= How to complete this task =
Copy, from the data below, every line that has "Skullcandy" in it.

= Entries shown =

◇ ◇ ◇ ◇ ◇ ◇ ◇

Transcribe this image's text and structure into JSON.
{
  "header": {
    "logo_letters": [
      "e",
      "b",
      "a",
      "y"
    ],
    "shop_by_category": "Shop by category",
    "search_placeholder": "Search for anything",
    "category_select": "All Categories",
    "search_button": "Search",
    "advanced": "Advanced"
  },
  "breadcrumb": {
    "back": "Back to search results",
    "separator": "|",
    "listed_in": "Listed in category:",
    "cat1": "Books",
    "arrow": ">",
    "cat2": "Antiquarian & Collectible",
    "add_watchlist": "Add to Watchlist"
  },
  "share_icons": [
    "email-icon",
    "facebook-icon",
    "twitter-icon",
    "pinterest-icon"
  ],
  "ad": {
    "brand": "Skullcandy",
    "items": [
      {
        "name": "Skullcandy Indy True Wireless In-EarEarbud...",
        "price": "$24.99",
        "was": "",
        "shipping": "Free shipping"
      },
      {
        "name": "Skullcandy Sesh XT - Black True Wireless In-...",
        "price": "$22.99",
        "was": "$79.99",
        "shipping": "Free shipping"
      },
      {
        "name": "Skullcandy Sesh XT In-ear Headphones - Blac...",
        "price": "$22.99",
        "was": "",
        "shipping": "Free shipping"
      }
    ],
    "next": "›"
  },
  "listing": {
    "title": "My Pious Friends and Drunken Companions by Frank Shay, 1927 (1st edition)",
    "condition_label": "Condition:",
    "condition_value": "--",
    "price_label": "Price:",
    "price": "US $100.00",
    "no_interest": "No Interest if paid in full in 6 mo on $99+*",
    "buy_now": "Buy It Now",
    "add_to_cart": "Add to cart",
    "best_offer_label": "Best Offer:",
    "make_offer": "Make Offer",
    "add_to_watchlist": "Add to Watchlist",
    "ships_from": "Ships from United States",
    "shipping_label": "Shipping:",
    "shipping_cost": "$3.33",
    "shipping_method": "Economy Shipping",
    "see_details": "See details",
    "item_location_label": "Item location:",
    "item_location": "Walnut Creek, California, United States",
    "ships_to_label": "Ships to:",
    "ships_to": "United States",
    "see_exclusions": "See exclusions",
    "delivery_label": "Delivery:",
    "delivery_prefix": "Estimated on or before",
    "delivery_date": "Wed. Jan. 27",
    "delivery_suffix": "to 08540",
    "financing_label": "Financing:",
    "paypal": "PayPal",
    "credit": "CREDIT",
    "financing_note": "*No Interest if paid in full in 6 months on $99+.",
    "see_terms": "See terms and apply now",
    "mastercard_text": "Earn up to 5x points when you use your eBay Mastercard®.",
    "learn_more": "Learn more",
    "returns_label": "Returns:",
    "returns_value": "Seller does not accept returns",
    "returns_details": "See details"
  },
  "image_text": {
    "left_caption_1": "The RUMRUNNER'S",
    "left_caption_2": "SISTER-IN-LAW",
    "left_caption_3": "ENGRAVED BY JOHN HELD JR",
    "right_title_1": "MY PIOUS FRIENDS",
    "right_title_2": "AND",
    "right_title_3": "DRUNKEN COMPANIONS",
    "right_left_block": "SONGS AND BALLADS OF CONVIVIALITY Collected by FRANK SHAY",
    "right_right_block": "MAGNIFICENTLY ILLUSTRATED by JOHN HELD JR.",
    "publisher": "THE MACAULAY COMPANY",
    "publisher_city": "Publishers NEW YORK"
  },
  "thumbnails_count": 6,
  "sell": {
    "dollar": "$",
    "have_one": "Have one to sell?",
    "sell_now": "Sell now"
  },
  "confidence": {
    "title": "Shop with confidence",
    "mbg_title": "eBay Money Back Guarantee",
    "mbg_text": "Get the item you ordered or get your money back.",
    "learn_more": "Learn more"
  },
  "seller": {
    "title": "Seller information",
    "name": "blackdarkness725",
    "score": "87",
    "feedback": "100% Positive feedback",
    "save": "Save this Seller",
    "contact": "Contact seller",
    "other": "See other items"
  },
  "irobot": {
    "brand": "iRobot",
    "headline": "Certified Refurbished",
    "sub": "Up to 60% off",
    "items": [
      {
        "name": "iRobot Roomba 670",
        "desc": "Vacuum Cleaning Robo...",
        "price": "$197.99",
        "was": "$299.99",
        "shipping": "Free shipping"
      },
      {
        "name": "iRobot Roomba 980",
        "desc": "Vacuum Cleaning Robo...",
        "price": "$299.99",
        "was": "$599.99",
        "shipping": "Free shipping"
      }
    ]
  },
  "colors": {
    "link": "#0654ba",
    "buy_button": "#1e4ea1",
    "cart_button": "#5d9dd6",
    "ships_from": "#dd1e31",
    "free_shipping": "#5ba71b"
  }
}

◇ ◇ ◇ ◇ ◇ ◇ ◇

= Finished exercise =
    "brand": "Skullcandy",
        "name": "Skullcandy Indy True Wireless In-EarEarbud...",
        "name": "Skullcandy Sesh XT - Black True Wireless In-...",
        "name": "Skullcandy Sesh XT In-ear Headphones - Blac...",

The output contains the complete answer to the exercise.